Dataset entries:
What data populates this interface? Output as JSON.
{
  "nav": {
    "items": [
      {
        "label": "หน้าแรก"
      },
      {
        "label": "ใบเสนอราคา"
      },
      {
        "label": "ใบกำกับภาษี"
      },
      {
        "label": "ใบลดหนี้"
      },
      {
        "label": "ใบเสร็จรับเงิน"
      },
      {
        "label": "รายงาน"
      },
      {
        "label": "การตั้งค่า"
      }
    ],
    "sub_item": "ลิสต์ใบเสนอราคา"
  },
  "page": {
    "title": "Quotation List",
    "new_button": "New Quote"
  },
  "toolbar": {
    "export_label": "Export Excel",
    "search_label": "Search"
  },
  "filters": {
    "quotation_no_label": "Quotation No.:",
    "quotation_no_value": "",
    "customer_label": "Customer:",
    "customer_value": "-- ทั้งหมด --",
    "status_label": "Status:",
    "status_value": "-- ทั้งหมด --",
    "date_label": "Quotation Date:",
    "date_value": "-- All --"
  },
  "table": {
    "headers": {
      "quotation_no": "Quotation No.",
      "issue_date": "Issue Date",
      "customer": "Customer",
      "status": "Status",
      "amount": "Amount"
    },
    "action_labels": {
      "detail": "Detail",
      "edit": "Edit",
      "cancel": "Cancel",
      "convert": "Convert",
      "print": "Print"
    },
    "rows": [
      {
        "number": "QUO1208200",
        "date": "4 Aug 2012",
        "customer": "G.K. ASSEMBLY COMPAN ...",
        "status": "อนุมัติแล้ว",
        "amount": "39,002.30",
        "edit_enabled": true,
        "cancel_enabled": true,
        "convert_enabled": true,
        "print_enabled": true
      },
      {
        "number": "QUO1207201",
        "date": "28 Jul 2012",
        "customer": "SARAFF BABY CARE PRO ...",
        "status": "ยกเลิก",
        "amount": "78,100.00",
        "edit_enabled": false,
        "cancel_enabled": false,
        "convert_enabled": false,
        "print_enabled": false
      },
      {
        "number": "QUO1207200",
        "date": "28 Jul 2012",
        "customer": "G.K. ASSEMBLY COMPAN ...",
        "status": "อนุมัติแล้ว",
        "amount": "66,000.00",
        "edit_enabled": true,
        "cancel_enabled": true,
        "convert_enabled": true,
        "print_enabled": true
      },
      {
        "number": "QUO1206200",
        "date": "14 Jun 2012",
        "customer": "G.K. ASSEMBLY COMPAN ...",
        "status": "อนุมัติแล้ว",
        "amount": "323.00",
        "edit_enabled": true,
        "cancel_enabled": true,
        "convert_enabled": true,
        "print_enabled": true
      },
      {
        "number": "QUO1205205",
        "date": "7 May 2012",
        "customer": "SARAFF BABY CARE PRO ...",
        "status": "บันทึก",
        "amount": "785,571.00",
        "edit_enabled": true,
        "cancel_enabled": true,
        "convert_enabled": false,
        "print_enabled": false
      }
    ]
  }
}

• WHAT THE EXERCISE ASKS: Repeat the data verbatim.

• SOLUTION FOR THIS EXERCISE:
What data populates this interface? Output as JSON.
{
  "nav": {
    "items": [
      {
        "label": "หน้าแรก"
      },
      {
        "label": "ใบเสนอราคา"
      },
      {
        "label": "ใบกำกับภาษี"
      },
      {
        "label": "ใบลดหนี้"
      },
      {
        "label": "ใบเสร็จรับเงิน"
      },
      {
        "label": "รายงาน"
      },
      {
        "label": "การตั้งค่า"
      }
    ],
    "sub_item": "ลิสต์ใบเสนอราคา"
  },
  "page": {
    "title": "Quotation List",
    "new_button": "New Quote"
  },
  "toolbar": {
    "export_label": "Export Excel",
    "search_label": "Search"
  },
  "filters": {
    "quotation_no_label": "Quotation No.:",
    "quotation_no_value": "",
    "customer_label": "Customer:",
    "customer_value": "-- ทั้งหมด --",
    "status_label": "Status:",
    "status_value": "-- ทั้งหมด --",
    "date_label": "Quotation Date:",
    "date_value": "-- All --"
  },
  "table": {
    "headers": {
      "quotation_no": "Quotation No.",
      "issue_date": "Issue Date",
      "customer": "Customer",
      "status": "Status",
      "amount": "Amount"
    },
    "action_labels": {
      "detail": "Detail",
      "edit": "Edit",
      "cancel": "Cancel",
      "convert": "Convert",
      "print": "Print"
    },
    "rows": [
      {
        "number": "QUO1208200",
        "date": "4 Aug 2012",
        "customer": "G.K. ASSEMBLY COMPAN ...",
        "status": "อนุมัติแล้ว",
        "amount": "39,002.30",
        "edit_enabled": true,
        "cancel_enabled": true,
        "convert_enabled": true,
        "print_enabled": true
      },
      {
        "number": "QUO1207201",
        "date": "28 Jul 2012",
        "customer": "SARAFF BABY CARE PRO ...",
        "status": "ยกเลิก",
        "amount": "78,100.00",
        "edit_enabled": false,
        "cancel_enabled": false,
        "convert_enabled": false,
        "print_enabled": false
      },
      {
        "number": "QUO1207200",
        "date": "28 Jul 2012",
        "customer": "G.K. ASSEMBLY COMPAN ...",
        "status": "อนุมัติแล้ว",
        "amount": "66,000.00",
        "edit_enabled": true,
        "cancel_enabled": true,
        "convert_enabled": true,
        "print_enabled": true
      },
      {
        "number": "QUO1206200",
        "date": "14 Jun 2012",
        "customer": "G.K. ASSEMBLY COMPAN ...",
        "status": "อนุมัติแล้ว",
        "amount": "323.00",
        "edit_enabled": true,
        "cancel_enabled": true,
        "convert_enabled": true,
        "print_enabled": true
      },
      {
        "number": "QUO1205205",
        "date": "7 May 2012",
        "customer": "SARAFF BABY CARE PRO ...",
        "status": "บันทึก",
        "amount": "785,571.00",
        "edit_enabled": true,
        "cancel_enabled": true,
        "convert_enabled": false,
        "print_enabled": false
      }
    ]
  }
}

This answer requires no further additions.